I don’t have much of a story. I just wanted to document this. It gives me a bit of power in a situation that otherwise leaves me feeling powerless.
Published on October 18, 2014 at 8:21 amno comments
Was walking downtown on a Sunday afternoon when I noticed someone close behind me and getting closer. I quickened my pace and moved to the side of the sidewalk when he groped my ass. He apologized and I told him to fuck off. 20 minutes later I saw him again, I took his picture and yelled at him, he told me not to take his picture and I told him not to grope women. He looked terrified. I reported it to the police and they did not even want to look at the picture.
Published on October 17, 2014 at 10:52 am2 comments
I went for a walk yesterday afternoon in my residential neighborhood to enjoy the beautiful fall day. A car came up behind me, honking the horn obnoxiously. As it passed me, I saw 2 or 3 men inside, and one of them shouted something unintelligible through the open window. Then they sped off…like cowards! I didn’t have my phone on me, or I would have snapped a picture of their license plate. Once and for all, street harassment is not about trying to pay a compliment or just being nice.

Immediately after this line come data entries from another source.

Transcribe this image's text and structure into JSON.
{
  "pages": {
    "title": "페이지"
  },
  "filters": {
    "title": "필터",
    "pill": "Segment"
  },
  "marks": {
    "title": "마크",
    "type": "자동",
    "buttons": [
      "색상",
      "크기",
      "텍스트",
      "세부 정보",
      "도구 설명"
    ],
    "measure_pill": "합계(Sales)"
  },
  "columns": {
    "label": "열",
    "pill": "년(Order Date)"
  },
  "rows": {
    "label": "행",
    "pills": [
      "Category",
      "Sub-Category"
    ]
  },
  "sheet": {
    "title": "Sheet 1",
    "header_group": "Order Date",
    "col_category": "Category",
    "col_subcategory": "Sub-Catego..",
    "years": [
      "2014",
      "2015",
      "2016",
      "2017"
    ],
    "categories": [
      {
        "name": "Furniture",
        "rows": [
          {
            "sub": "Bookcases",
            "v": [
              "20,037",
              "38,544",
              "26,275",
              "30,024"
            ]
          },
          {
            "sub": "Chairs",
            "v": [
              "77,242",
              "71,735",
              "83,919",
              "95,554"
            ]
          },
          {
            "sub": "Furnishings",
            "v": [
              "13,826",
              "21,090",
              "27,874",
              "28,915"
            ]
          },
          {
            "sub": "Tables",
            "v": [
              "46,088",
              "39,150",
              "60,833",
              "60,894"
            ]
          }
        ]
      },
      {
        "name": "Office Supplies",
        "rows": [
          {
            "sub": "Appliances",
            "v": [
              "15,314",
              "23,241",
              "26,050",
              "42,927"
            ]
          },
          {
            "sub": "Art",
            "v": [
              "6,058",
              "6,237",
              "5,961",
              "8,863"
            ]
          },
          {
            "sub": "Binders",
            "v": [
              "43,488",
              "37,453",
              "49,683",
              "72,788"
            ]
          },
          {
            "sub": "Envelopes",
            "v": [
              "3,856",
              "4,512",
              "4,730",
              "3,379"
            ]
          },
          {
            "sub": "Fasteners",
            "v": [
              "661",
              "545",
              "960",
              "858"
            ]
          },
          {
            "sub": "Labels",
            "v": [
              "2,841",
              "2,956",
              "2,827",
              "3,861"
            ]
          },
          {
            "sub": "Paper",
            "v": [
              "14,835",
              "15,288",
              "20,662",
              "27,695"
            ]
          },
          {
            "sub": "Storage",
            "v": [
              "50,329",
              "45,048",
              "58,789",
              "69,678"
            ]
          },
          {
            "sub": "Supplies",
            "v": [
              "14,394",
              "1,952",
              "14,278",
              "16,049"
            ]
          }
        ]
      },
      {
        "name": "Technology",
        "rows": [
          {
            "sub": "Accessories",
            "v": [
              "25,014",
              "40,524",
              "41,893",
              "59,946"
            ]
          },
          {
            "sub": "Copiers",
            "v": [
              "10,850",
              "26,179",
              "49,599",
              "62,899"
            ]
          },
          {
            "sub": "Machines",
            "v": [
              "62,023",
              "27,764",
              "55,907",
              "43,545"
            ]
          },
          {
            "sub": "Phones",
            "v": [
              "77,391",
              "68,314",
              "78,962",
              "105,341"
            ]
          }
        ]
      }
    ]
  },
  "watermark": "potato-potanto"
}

It’s about making it very clear that the harasser’s time and space are far more important than the victim’s. And that’s bull.
Published on October 15, 2014 at 5:36 pmno comments